UN to consider Internet privacy resolution
Germany and Brazil have called on the United Nations to adopt a resolution about online privacy, reports the Associated Press.
According to Associated Press, the draft resolution states that countries must protect the right to privacy as guaranteed under international law. It aims at expanding the protection guaranteed in a key global human rights treaty, the International Covenant on Civil and Political Rights, to electronic communications and privacy. It “affirms that the same rights that people have offline must also be protected online, in particular the right to privacy.”
Today, there seem to be hardly any technical limitations for accessing, storing or combining personal data. But should everything that is technical feasible also be allowed? Where do we draw the line between legitimate security concerns and the individual right to privacy? And how do we ensure that human rights are effectively protected both offline and online?” German Ambassador Peter Witting asked, while introducing the jointly sponsored German-Brazilian resolution to the General Assembly committee that deals with human rights.

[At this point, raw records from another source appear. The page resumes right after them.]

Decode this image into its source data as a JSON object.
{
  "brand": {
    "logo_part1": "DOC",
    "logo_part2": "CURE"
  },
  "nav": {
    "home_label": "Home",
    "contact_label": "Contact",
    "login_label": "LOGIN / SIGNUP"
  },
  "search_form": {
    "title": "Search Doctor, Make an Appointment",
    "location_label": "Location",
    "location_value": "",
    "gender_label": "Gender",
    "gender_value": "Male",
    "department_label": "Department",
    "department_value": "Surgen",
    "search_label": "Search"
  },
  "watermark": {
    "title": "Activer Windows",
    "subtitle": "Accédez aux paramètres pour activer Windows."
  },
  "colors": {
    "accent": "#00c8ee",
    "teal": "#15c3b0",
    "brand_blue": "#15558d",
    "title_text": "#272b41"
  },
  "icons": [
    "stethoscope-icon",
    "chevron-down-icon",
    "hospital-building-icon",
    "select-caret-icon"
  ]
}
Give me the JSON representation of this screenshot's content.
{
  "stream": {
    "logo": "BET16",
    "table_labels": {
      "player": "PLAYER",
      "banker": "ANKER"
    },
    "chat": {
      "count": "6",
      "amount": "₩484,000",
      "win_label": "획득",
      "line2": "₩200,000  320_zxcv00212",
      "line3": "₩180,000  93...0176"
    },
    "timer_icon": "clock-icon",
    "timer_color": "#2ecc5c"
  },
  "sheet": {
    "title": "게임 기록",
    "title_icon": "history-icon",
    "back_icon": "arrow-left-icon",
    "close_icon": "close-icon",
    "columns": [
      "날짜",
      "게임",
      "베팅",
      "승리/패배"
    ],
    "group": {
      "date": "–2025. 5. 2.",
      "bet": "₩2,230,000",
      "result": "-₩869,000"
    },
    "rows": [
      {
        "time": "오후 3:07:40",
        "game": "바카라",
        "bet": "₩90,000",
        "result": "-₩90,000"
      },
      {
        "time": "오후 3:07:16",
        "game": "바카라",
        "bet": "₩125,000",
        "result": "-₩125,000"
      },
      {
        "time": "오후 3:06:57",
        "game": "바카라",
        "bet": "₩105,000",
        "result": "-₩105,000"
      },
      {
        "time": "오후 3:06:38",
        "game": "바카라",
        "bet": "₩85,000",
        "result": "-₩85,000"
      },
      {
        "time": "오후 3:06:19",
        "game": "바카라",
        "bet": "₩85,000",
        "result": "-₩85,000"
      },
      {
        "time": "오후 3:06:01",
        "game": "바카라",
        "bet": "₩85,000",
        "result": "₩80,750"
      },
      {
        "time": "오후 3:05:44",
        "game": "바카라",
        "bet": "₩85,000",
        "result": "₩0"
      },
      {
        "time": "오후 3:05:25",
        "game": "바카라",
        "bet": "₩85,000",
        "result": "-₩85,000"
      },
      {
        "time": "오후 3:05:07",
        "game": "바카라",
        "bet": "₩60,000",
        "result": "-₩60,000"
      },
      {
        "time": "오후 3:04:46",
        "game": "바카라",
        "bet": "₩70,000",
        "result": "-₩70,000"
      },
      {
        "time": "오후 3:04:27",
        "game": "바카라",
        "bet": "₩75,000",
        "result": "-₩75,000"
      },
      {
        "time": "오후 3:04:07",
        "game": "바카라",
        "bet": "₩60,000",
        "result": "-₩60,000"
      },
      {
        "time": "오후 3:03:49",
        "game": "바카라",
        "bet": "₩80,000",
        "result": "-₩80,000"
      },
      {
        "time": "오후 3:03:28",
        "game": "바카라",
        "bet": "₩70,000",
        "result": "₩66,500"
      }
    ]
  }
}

The resolution is likely to be voted on at the end of this month. Such resolutions to the General Assembly are not legally binding.